They could not managed to removed the Confederate Flag even for the few moments when Rev. Pinkney's coffin rolled past. By the time the grass has started growing over the red clay mounds the SC Legislature will have found many reasons to leave the flag in place. Some of their succor is already arriving from Rich Lowry, Ben Jones, Charlie Daniels, et al.

Ivory Bill Woodpecker said...

Once again, Geese forgot his snark tags.

Please pay close attention, Geese.


Without the visual and auditory cues of personal presence, it is difficult to distinguish between sarcasm, satire, parody, etc. and authentic support of a distasteful idea.

Hence, you need some sort of TEXTUAL indication that you are using sarcasm. Since the wretched blogging and comment system known as Blogger uses the arrow symbols for genuine tags, I use brackets for "snark tags", for example:

[snark] for the beginning of sarcasm, and

[/snark] for the end of sarcasm.

You might want to try this, for the sake of your reputation.

KnaveRupe said...

Huh. I've been a fan of yours, DG, since you hung out your bloggery shingle lo those many years ago, and you've FINALLY written something with which I disagree.

Mr. Coates is a strong and eloquent writer whose command of the subject of race + culture + history is incomparable.

I can think of exactly one writer whose command of that particular trifecta of subjects compared favorably to that of Mr. Coates - meeting or possibly even exceeding it.

Fuck the Fucking Yankees, Driftglass.
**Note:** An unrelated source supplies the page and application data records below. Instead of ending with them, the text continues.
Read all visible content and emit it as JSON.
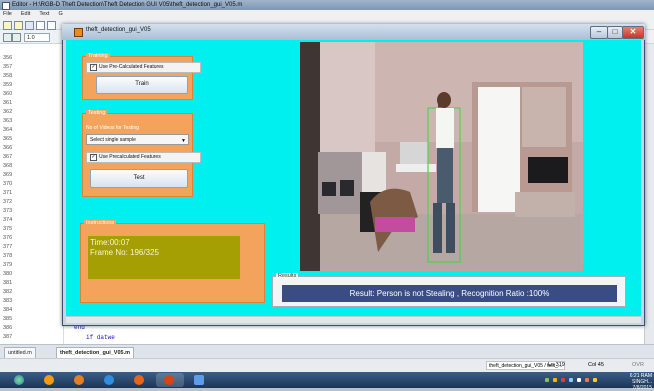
{
  "editor": {
    "title": "Editor - H:\\RGB-D Theft Detection\\Theft Detection GUI V05\\theft_detection_gui_V05.m",
    "menu": [
      "File",
      "Edit",
      "Text",
      "G"
    ],
    "zoom_value": "1.0",
    "line_numbers": [
      "356",
      "357",
      "358",
      "359",
      "360",
      "361",
      "362",
      "363",
      "364",
      "365",
      "366",
      "367",
      "368",
      "369",
      "370",
      "371",
      "372",
      "373",
      "374",
      "375",
      "376",
      "377",
      "378",
      "379",
      "380",
      "381",
      "382",
      "383",
      "384",
      "385",
      "386",
      "387"
    ],
    "code_end": "end",
    "code_if": "if datwe",
    "tabs": [
      "untitled.m",
      "theft_detection_gui_V05.m"
    ],
    "status": {
      "file": "theft_detection_gui_V05 / test_...",
      "ln_label": "Ln",
      "ln_value": "319",
      "col_label": "Col",
      "col_value": "45",
      "ovr": "OVR"
    }
  },
  "figure": {
    "title": "theft_detection_gui_V05",
    "window_buttons": {
      "minimize": "–",
      "maximize": "□",
      "close": "✕"
    }
  },
  "training": {
    "title": "Training",
    "checkbox_label": "Use Pre-Calculated Features",
    "checked": true,
    "button": "Train"
  },
  "testing": {
    "title": "Testing",
    "videos_label": "No of Videos for Testing",
    "select_value": "Select single sample",
    "checkbox_label": "Use Precalculated Features",
    "checked": true,
    "button": "Test"
  },
  "instructions": {
    "title": "Instructions",
    "time": "Time:00:07",
    "frame": "Frame No: 196/325"
  },
  "results": {
    "title": "Results",
    "text": "Result: Person is not Stealing , Recognition Ratio :100%"
  },
  "taskbar": {
    "time": "6:21 RAM SINGH...",
    "date": "7/8/2015"
  },
  "colors": {
    "canvas": "#00f0f0",
    "panel": "#f4a35c",
    "olive_display": "#a59f04",
    "result_bar": "#3a4d83"
  }
}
Fuck the Fucking Yankees.

Kathleen O'Neill said...


While I admire Mr. Coates, I had to smile and agree with you. The minute I saw

"Fuck the Fucking Yankees"

I immediately knew who you were talking about and, yes, I miss the chance to read Mr. Gilliard's thoughts on all of these matters.

Ivory Bill Woodpecker said...

China is indeed stronger than ever, but is it still Communist?

Sure, Chinese Official Reality says China is still Communist, but by the same token, USAmerican Official Reality says the USA is actually a democracy.

Victor said...

DG, when you post quotes five or six deep, the text becomes an unreadable column of letters on mobile. I know you like to quote yourself, but think of your readers.